Recorded data
--- START ---

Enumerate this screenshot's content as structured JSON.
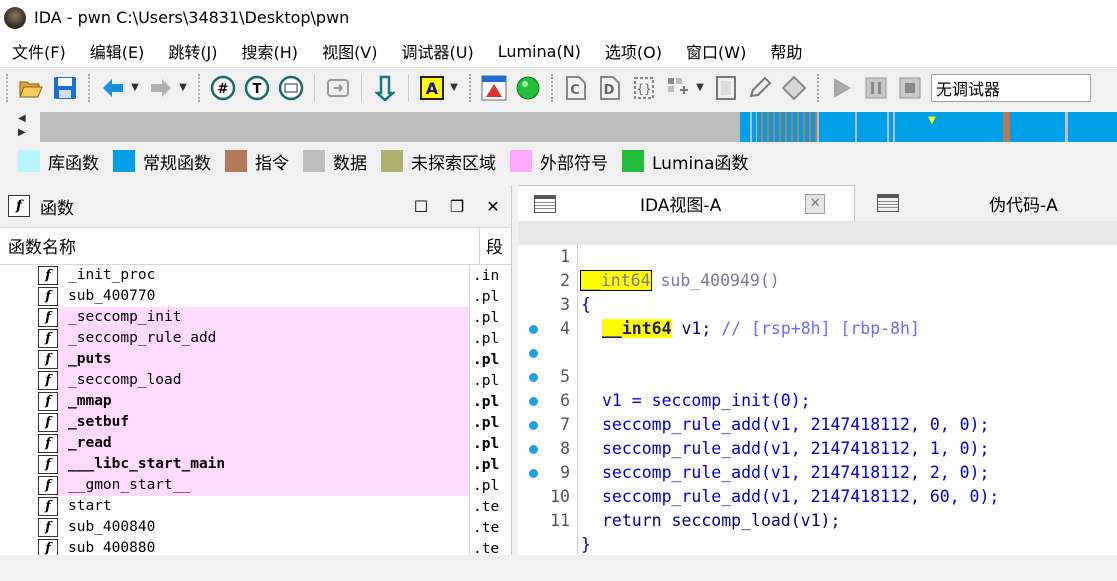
{
  "window": {
    "title": "IDA - pwn C:\\Users\\34831\\Desktop\\pwn"
  },
  "menu": [
    "文件(F)",
    "编辑(E)",
    "跳转(J)",
    "搜索(H)",
    "视图(V)",
    "调试器(U)",
    "Lumina(N)",
    "选项(O)",
    "窗口(W)",
    "帮助"
  ],
  "toolbar": {
    "debugger_select": "无调试器"
  },
  "legend": [
    {
      "label": "库函数",
      "color": "#b8f4ff"
    },
    {
      "label": "常规函数",
      "color": "#00a0e8"
    },
    {
      "label": "指令",
      "color": "#b47a5a"
    },
    {
      "label": "数据",
      "color": "#bdbdbd"
    },
    {
      "label": "未探索区域",
      "color": "#b0b070"
    },
    {
      "label": "外部符号",
      "color": "#ffa8ff"
    },
    {
      "label": "Lumina函数",
      "color": "#22c03a"
    }
  ],
  "functions_panel": {
    "title": "函数",
    "col_name": "函数名称",
    "col_segment": "段",
    "rows": [
      {
        "name": "_init_proc",
        "segment": ".init",
        "pink": false,
        "bold": false
      },
      {
        "name": "sub_400770",
        "segment": ".plt",
        "pink": false,
        "bold": false
      },
      {
        "name": "_seccomp_init",
        "segment": ".plt",
        "pink": true,
        "bold": false
      },
      {
        "name": "_seccomp_rule_add",
        "segment": ".plt",
        "pink": true,
        "bold": false
      },
      {
        "name": "_puts",
        "segment": ".plt",
        "pink": true,
        "bold": true
      },
      {
        "name": "_seccomp_load",
        "segment": ".plt",
        "pink": true,
        "bold": false
      },
      {
        "name": "_mmap",
        "segment": ".plt",
        "pink": true,
        "bold": true
      },
      {
        "name": "_setbuf",
        "segment": ".plt",
        "pink": true,
        "bold": true
      },
      {
        "name": "_read",
        "segment": ".plt",
        "pink": true,
        "bold": true
      },
      {
        "name": "___libc_start_main",
        "segment": ".plt",
        "pink": true,
        "bold": true
      },
      {
        "name": "__gmon_start__",
        "segment": ".plt",
        "pink": true,
        "bold": false
      },
      {
        "name": "start",
        "segment": ".text",
        "pink": false,
        "bold": false
      },
      {
        "name": "sub_400840",
        "segment": ".text",
        "pink": false,
        "bold": false
      },
      {
        "name": "sub_400880",
        "segment": ".text",
        "pink": false,
        "bold": false
      }
    ]
  },
  "tabs": {
    "ida_view": "IDA视图-A",
    "pseudocode": "伪代码-A",
    "close_glyph": "✕"
  },
  "code": {
    "l1": {
      "no": "1",
      "type": "__int64",
      "rest": " sub_400949()"
    },
    "l2": {
      "no": "2",
      "text": "{"
    },
    "l3": {
      "no": "3",
      "type": "__int64",
      "var": " v1;",
      "comment": " // [rsp+8h] [rbp-8h]"
    },
    "l4": {
      "no": "4"
    },
    "l5": {
      "no": "5",
      "text": "v1 = seccomp_init(0);"
    },
    "l6": {
      "no": "6",
      "text": "seccomp_rule_add(v1, 2147418112, 0, 0);"
    },
    "l7": {
      "no": "7",
      "text": "seccomp_rule_add(v1, 2147418112, 1, 0);"
    },
    "l8": {
      "no": "8",
      "text": "seccomp_rule_add(v1, 2147418112, 2, 0);"
    },
    "l9": {
      "no": "9",
      "text": "seccomp_rule_add(v1, 2147418112, 60, 0);"
    },
    "l10": {
      "no": "10",
      "text": "return seccomp_load(v1);"
    },
    "l11": {
      "no": "11",
      "text": "}"
    }
  }
}
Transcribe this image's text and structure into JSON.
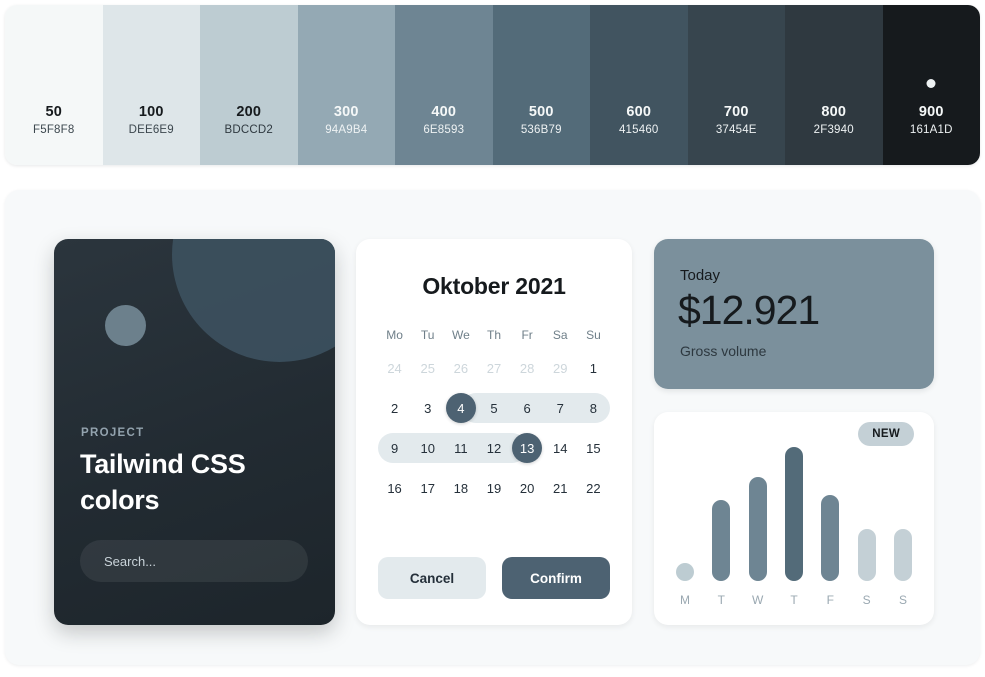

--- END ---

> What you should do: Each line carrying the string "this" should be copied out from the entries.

> Task output:
Enumerate this screenshot's content as structured JSON.
Transcribe this image's text and structure into JSON.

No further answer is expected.